Excerpts from an interface dataset:

----

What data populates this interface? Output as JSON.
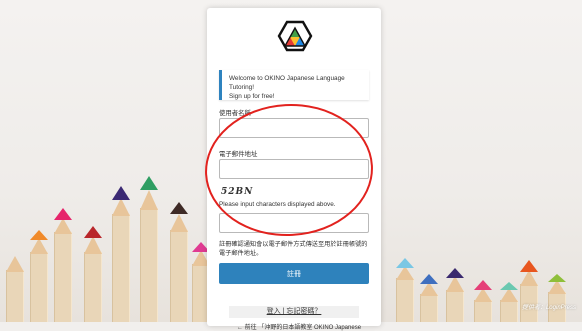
{
  "brand": {
    "logo_icon": "okino-hexagon-logo",
    "colors": [
      "#e53935",
      "#43a047",
      "#fbc02d",
      "#1e88e5"
    ]
  },
  "notice": {
    "line1": "Welcome to OKINO Japanese Language Tutoring!",
    "line2": "Sign up for free!"
  },
  "form": {
    "username_label": "使用者名稱",
    "email_label": "電子郵件地址",
    "captcha_text": "52BN",
    "captcha_hint": "Please input characters displayed above.",
    "registration_note": "註冊確認通知會以電子郵件方式傳送至用於註冊帳號的電子郵件地址。",
    "submit_label": "註冊"
  },
  "footer": {
    "links_text": "登入 | 忘記密碼？",
    "back_text": "← 前往 「沖野的日本語教室 OKINO Japanese"
  },
  "credit": "提供者：LoginPress",
  "accent_color": "#2e82bc",
  "annotation_color": "#e2221e"
}
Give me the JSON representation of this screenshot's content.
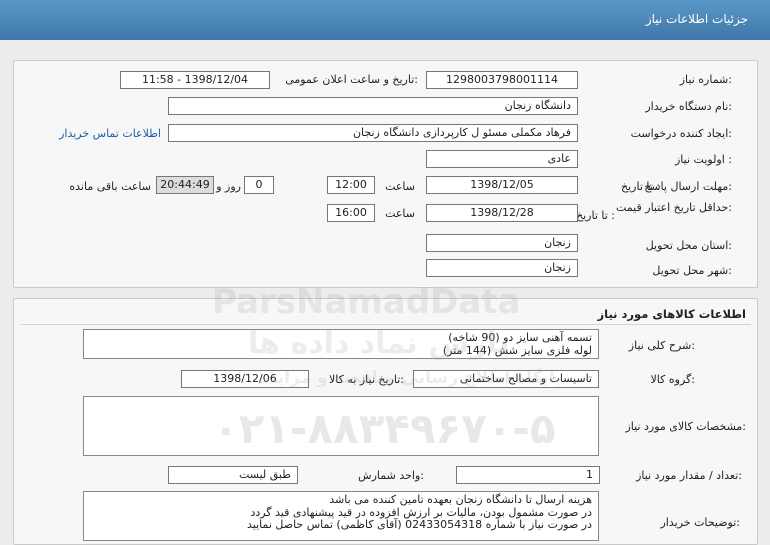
{
  "header": {
    "title": "جزئیات اطلاعات نیاز"
  },
  "form": {
    "need_number": {
      "label": "شماره نیاز:",
      "value": "1298003798001114"
    },
    "announce": {
      "label": "تاریخ و ساعت اعلان عمومی:",
      "value": "1398/12/04 - 11:58"
    },
    "buyer": {
      "label": "نام دستگاه خریدار:",
      "value": "دانشگاه زنجان"
    },
    "requester": {
      "label": "ایجاد کننده درخواست:",
      "value": "فرهاد مکملی مسئو ل کارپردازی دانشگاه زنجان",
      "contact_link": "اطلاعات تماس خریدار"
    },
    "priority": {
      "label": "اولویت نیاز :",
      "value": "عادی"
    },
    "deadline": {
      "label": "مهلت ارسال پاسخ:",
      "to_date_label": "تا تاریخ :",
      "date": "1398/12/05",
      "time_label": "ساعت",
      "time": "12:00",
      "days": "0",
      "days_label": "روز و",
      "remaining": "20:44:49",
      "remaining_label": "ساعت باقی مانده"
    },
    "validity": {
      "label": "حداقل تاریخ اعتبار قیمت:",
      "to_date_label": "تا تاریخ :",
      "date": "1398/12/28",
      "time_label": "ساعت",
      "time": "16:00"
    },
    "province": {
      "label": "استان محل تحویل:",
      "value": "زنجان"
    },
    "city": {
      "label": "شهر محل تحویل:",
      "value": "زنجان"
    }
  },
  "goods": {
    "section_title": "اطلاعات کالاهای مورد نیاز",
    "summary_label": "شرح کلی نیاز:",
    "summary_lines": [
      "تسمه آهنی سایز دو (90 شاخه)",
      "لوله فلزی سایز شش (144 متر)"
    ],
    "group_label": "گروه کالا:",
    "group_value": "تاسیسات و مصالح ساختمانی",
    "need_date_label": "تاریخ نیاز به کالا:",
    "need_date": "1398/12/06",
    "spec_label": "مشخصات کالای مورد نیاز:",
    "qty_label": "تعداد / مقدار مورد نیاز:",
    "qty_value": "1",
    "unit_label": "واحد شمارش:",
    "unit_value": "طبق لیست",
    "notes_label": "توضیحات خریدار:",
    "notes_lines": [
      "هزینه ارسال تا دانشگاه زنجان بعهده تامین کننده می باشد",
      "در صورت مشمول بودن، مالیات بر ارزش افزوده در قید پیشنهادی قید گردد",
      "در صورت نیاز با شماره 02433054318 (آقای کاظمی) تماس حاصل نمایید"
    ]
  },
  "watermark": {
    "brand": "ParsNamadData",
    "persian": "پارس نماد داده ها",
    "subtitle": "پایگاه اطلاع رسانی مناقصه و مزایده",
    "phone": "۰۲۱-۸۸۳۴۹۶۷۰-۵"
  },
  "colors": {
    "header_bg": "#4a86b5",
    "link": "#1a5fa8"
  }
}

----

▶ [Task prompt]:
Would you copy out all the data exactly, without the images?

▶ [Result of the task]:
What data populates this interface? Output as JSON.
{
  "brand": {
    "logo_icon": "okino-hexagon-logo",
    "colors": [
      "#e53935",
      "#43a047",
      "#fbc02d",
      "#1e88e5"
    ]
  },
  "notice": {
    "line1": "Welcome to OKINO Japanese Language Tutoring!",
    "line2": "Sign up for free!"
  },
  "form": {
    "username_label": "使用者名稱",
    "email_label": "電子郵件地址",
    "captcha_text": "52BN",
    "captcha_hint": "Please input characters displayed above.",
    "registration_note": "註冊確認通知會以電子郵件方式傳送至用於註冊帳號的電子郵件地址。",
    "submit_label": "註冊"
  },
  "footer": {
    "links_text": "登入 | 忘記密碼？",
    "back_text": "← 前往 「沖野的日本語教室 OKINO Japanese"
  },
  "credit": "提供者：LoginPress",
  "accent_color": "#2e82bc",
  "annotation_color": "#e2221e"
}
Give me the JSON representation of this screenshot's content.
{
  "header": {
    "title": "جزئیات اطلاعات نیاز"
  },
  "form": {
    "need_number": {
      "label": "شماره نیاز:",
      "value": "1298003798001114"
    },
    "announce": {
      "label": "تاریخ و ساعت اعلان عمومی:",
      "value": "1398/12/04 - 11:58"
    },
    "buyer": {
      "label": "نام دستگاه خریدار:",
      "value": "دانشگاه زنجان"
    },
    "requester": {
      "label": "ایجاد کننده درخواست:",
      "value": "فرهاد مکملی مسئو ل کارپردازی دانشگاه زنجان",
      "contact_link": "اطلاعات تماس خریدار"
    },
    "priority": {
      "label": "اولویت نیاز :",
      "value": "عادی"
    },
    "deadline": {
      "label": "مهلت ارسال پاسخ:",
      "to_date_label": "تا تاریخ :",
      "date": "1398/12/05",
      "time_label": "ساعت",
      "time": "12:00",
      "days": "0",
      "days_label": "روز و",
      "remaining": "20:44:49",
      "remaining_label": "ساعت باقی مانده"
    },
    "validity": {
      "label": "حداقل تاریخ اعتبار قیمت:",
      "to_date_label": "تا تاریخ :",
      "date": "1398/12/28",
      "time_label": "ساعت",
      "time": "16:00"
    },
    "province": {
      "label": "استان محل تحویل:",
      "value": "زنجان"
    },
    "city": {
      "label": "شهر محل تحویل:",
      "value": "زنجان"
    }
  },
  "goods": {
    "section_title": "اطلاعات کالاهای مورد نیاز",
    "summary_label": "شرح کلی نیاز:",
    "summary_lines": [
      "تسمه آهنی سایز دو (90 شاخه)",
      "لوله فلزی سایز شش (144 متر)"
    ],
    "group_label": "گروه کالا:",
    "group_value": "تاسیسات و مصالح ساختمانی",
    "need_date_label": "تاریخ نیاز به کالا:",
    "need_date": "1398/12/06",
    "spec_label": "مشخصات کالای مورد نیاز:",
    "qty_label": "تعداد / مقدار مورد نیاز:",
    "qty_value": "1",
    "unit_label": "واحد شمارش:",
    "unit_value": "طبق لیست",
    "notes_label": "توضیحات خریدار:",
    "notes_lines": [
      "هزینه ارسال تا دانشگاه زنجان بعهده تامین کننده می باشد",
      "در صورت مشمول بودن، مالیات بر ارزش افزوده در قید پیشنهادی قید گردد",
      "در صورت نیاز با شماره 02433054318 (آقای کاظمی) تماس حاصل نمایید"
    ]
  },
  "watermark": {
    "brand": "ParsNamadData",
    "persian": "پارس نماد داده ها",
    "subtitle": "پایگاه اطلاع رسانی مناقصه و مزایده",
    "phone": "۰۲۱-۸۸۳۴۹۶۷۰-۵"
  },
  "colors": {
    "header_bg": "#4a86b5",
    "link": "#1a5fa8"
  }
}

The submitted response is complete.